Dataset rows for apps and sites
····················

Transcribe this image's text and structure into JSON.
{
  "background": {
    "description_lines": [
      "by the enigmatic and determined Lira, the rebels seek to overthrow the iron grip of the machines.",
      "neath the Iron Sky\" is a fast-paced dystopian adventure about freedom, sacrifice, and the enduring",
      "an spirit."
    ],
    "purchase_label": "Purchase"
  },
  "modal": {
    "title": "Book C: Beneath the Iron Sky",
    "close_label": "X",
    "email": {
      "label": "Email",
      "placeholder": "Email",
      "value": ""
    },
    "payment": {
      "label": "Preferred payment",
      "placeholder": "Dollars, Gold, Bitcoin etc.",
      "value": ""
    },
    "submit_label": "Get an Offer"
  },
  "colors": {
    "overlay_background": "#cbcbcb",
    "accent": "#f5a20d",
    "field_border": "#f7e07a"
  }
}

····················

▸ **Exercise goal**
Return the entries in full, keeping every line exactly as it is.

▸ **Answer to the exercise**
Transcribe this image's text and structure into JSON.
{
  "background": {
    "description_lines": [
      "by the enigmatic and determined Lira, the rebels seek to overthrow the iron grip of the machines.",
      "neath the Iron Sky\" is a fast-paced dystopian adventure about freedom, sacrifice, and the enduring",
      "an spirit."
    ],
    "purchase_label": "Purchase"
  },
  "modal": {
    "title": "Book C: Beneath the Iron Sky",
    "close_label": "X",
    "email": {
      "label": "Email",
      "placeholder": "Email",
      "value": ""
    },
    "payment": {
      "label": "Preferred payment",
      "placeholder": "Dollars, Gold, Bitcoin etc.",
      "value": ""
    },
    "submit_label": "Get an Offer"
  },
  "colors": {
    "overlay_background": "#cbcbcb",
    "accent": "#f5a20d",
    "field_border": "#f7e07a"
  }
}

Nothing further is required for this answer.